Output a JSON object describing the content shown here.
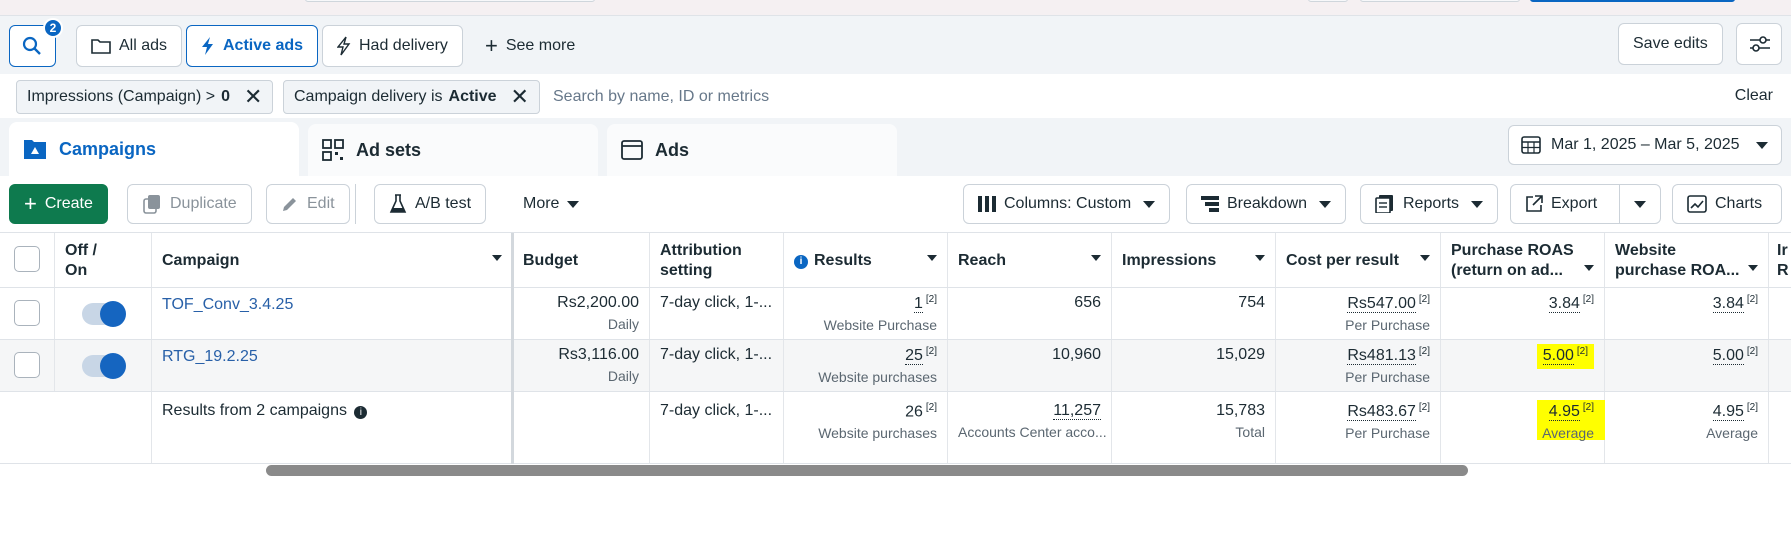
{
  "toolbar": {
    "search_badge": "2",
    "all_ads": "All ads",
    "active_ads": "Active ads",
    "had_delivery": "Had delivery",
    "see_more": "See more",
    "save_edits": "Save edits"
  },
  "filters": {
    "chip1_text": "Impressions (Campaign) >",
    "chip1_value": "0",
    "chip2_text": "Campaign delivery is",
    "chip2_value": "Active",
    "search_placeholder": "Search by name, ID or metrics",
    "clear": "Clear"
  },
  "tabs": {
    "campaigns": "Campaigns",
    "ad_sets": "Ad sets",
    "ads": "Ads"
  },
  "date_range": "Mar 1, 2025 – Mar 5, 2025",
  "actions": {
    "create": "Create",
    "duplicate": "Duplicate",
    "edit": "Edit",
    "ab_test": "A/B test",
    "more": "More",
    "columns": "Columns: Custom",
    "breakdown": "Breakdown",
    "reports": "Reports",
    "export": "Export",
    "charts": "Charts"
  },
  "table": {
    "headers": {
      "off_on_1": "Off /",
      "off_on_2": "On",
      "campaign": "Campaign",
      "budget": "Budget",
      "attribution_1": "Attribution",
      "attribution_2": "setting",
      "results": "Results",
      "reach": "Reach",
      "impressions": "Impressions",
      "cost_per_result": "Cost per result",
      "roas_1": "Purchase ROAS",
      "roas_2": "(return on ad...",
      "web_roas_1": "Website",
      "web_roas_2": "purchase ROA...",
      "cut_1": "Ir",
      "cut_2": "R"
    },
    "footnote": "[2]",
    "rows": [
      {
        "campaign": "TOF_Conv_3.4.25",
        "budget": "Rs2,200.00",
        "budget_sub": "Daily",
        "attribution": "7-day click, 1-...",
        "results": "1",
        "results_sub": "Website Purchase",
        "reach": "656",
        "impressions": "754",
        "cost": "Rs547.00",
        "cost_sub": "Per Purchase",
        "roas": "3.84",
        "web_roas": "3.84"
      },
      {
        "campaign": "RTG_19.2.25",
        "budget": "Rs3,116.00",
        "budget_sub": "Daily",
        "attribution": "7-day click, 1-...",
        "results": "25",
        "results_sub": "Website purchases",
        "reach": "10,960",
        "impressions": "15,029",
        "cost": "Rs481.13",
        "cost_sub": "Per Purchase",
        "roas": "5.00",
        "web_roas": "5.00"
      }
    ],
    "total": {
      "label": "Results from 2 campaigns",
      "attribution": "7-day click, 1-...",
      "results": "26",
      "results_sub": "Website purchases",
      "reach": "11,257",
      "reach_sub": "Accounts Center acco...",
      "impressions": "15,783",
      "impressions_sub": "Total",
      "cost": "Rs483.67",
      "cost_sub": "Per Purchase",
      "roas": "4.95",
      "roas_sub": "Average",
      "web_roas": "4.95",
      "web_roas_sub": "Average"
    }
  },
  "colors": {
    "accent": "#0a66c2",
    "create_green": "#0e7a4e",
    "highlight": "#ffff00",
    "link": "#2860a8"
  }
}
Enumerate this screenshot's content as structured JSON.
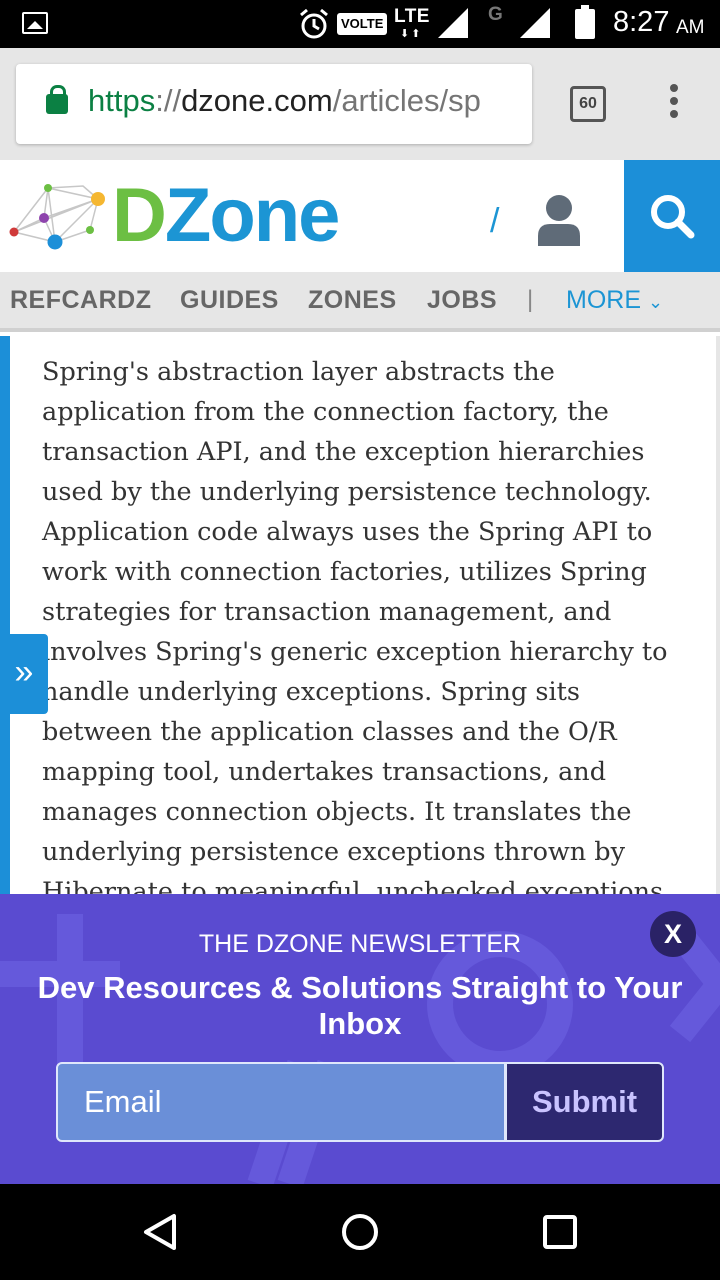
{
  "status_bar": {
    "volte": "VOLTE",
    "lte": "LTE",
    "network_g": "G",
    "time": "8:27",
    "ampm": "AM"
  },
  "browser": {
    "url_scheme": "https",
    "url_sep": "://",
    "url_host": "dzone.com",
    "url_path": "/articles/sp",
    "tabs_count": "60"
  },
  "site": {
    "logo_d": "D",
    "logo_zone": "Zone",
    "slash": "/",
    "brand_green": "#6cbf43",
    "brand_blue": "#1c95d4"
  },
  "nav": {
    "items": [
      "REFCARDZ",
      "GUIDES",
      "ZONES",
      "JOBS"
    ],
    "separator": "|",
    "more": "MORE"
  },
  "article": {
    "lines": [
      "Spring's abstraction layer abstracts the",
      "application from the connection factory, the",
      "transaction API, and the exception hierarchies",
      "used by the underlying persistence technology.",
      "Application code always uses the Spring API to",
      "work with connection factories, utilizes Spring",
      "strategies for transaction management, and",
      "involves Spring's generic exception hierarchy to",
      "handle underlying exceptions. Spring sits",
      "between the application classes and the O/R",
      "mapping tool, undertakes transactions, and",
      "manages connection objects. It translates the",
      "underlying persistence exceptions thrown by",
      "Hibernate to meaningful, unchecked exceptions"
    ]
  },
  "newsletter": {
    "close": "X",
    "kicker": "THE DZONE NEWSLETTER",
    "title": "Dev Resources & Solutions Straight to Your Inbox",
    "email_placeholder": "Email",
    "submit": "Submit"
  }
}
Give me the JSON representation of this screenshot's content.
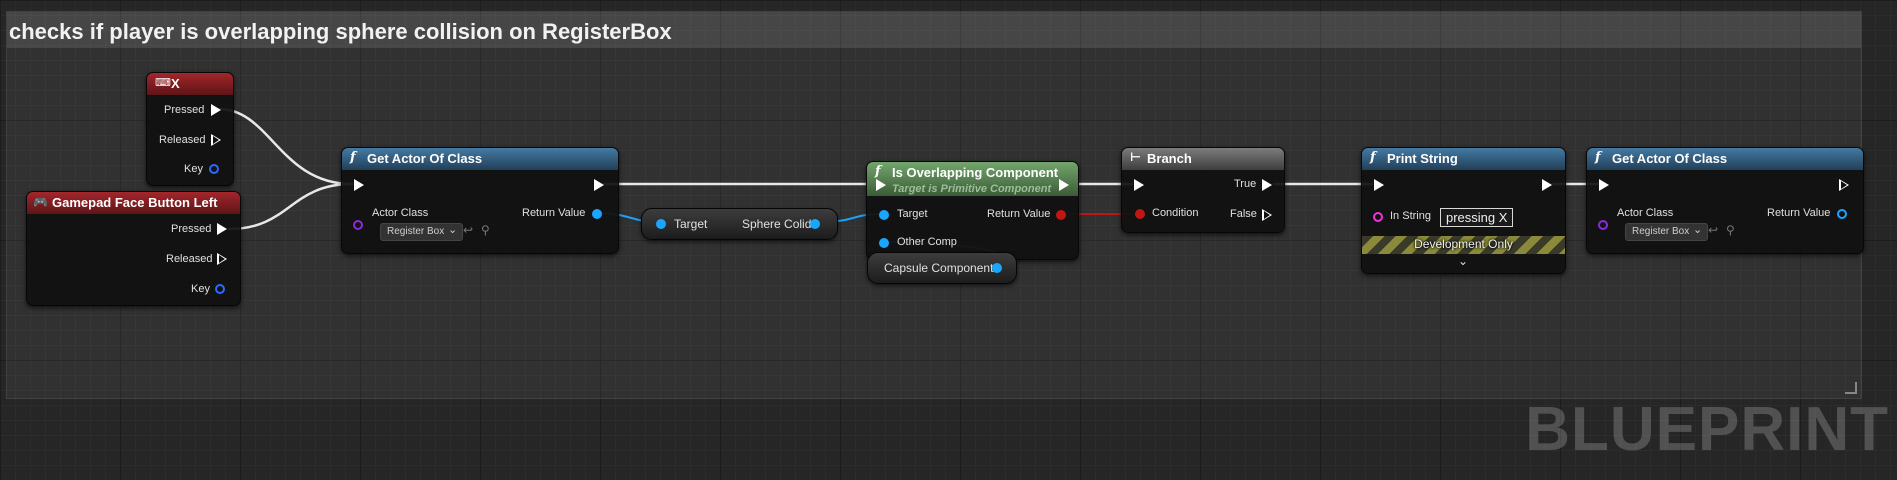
{
  "comment": {
    "title": "checks if player is overlapping sphere collision on RegisterBox"
  },
  "watermark": "BLUEPRINT",
  "colors": {
    "exec": "#ffffff",
    "object": "#19a6ff",
    "bool": "#c11616",
    "string": "#f331dc",
    "class": "#8d2bd8"
  },
  "nodes": {
    "key_x": {
      "icon": "keyboard-icon",
      "title": "X",
      "pressed": "Pressed",
      "released": "Released",
      "key": "Key"
    },
    "gamepad": {
      "icon": "gamepad-icon",
      "title": "Gamepad Face Button Left",
      "pressed": "Pressed",
      "released": "Released",
      "key": "Key"
    },
    "get_actor_1": {
      "glyph": "f",
      "title": "Get Actor Of Class",
      "actor_class": "Actor Class",
      "actor_class_value": "Register Box",
      "return_value": "Return Value"
    },
    "sphere_getter": {
      "target": "Target",
      "output": "Sphere Colid"
    },
    "is_overlapping": {
      "glyph": "f",
      "title": "Is Overlapping Component",
      "subtitle": "Target is Primitive Component",
      "target": "Target",
      "other_comp": "Other Comp",
      "return_value": "Return Value"
    },
    "capsule": {
      "label": "Capsule Component"
    },
    "branch": {
      "title": "Branch",
      "condition": "Condition",
      "true_label": "True",
      "false_label": "False"
    },
    "print_string": {
      "glyph": "f",
      "title": "Print String",
      "in_string": "In String",
      "in_string_value": "pressing X",
      "dev_only": "Development Only"
    },
    "get_actor_2": {
      "glyph": "f",
      "title": "Get Actor Of Class",
      "actor_class": "Actor Class",
      "actor_class_value": "Register Box",
      "return_value": "Return Value"
    }
  }
}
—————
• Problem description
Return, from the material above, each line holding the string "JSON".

• Reply to the exercise
Output a JSON object describing the content shown here.
Enumerate this screenshot's content as structured JSON.
Give me the JSON representation of this screenshot's content.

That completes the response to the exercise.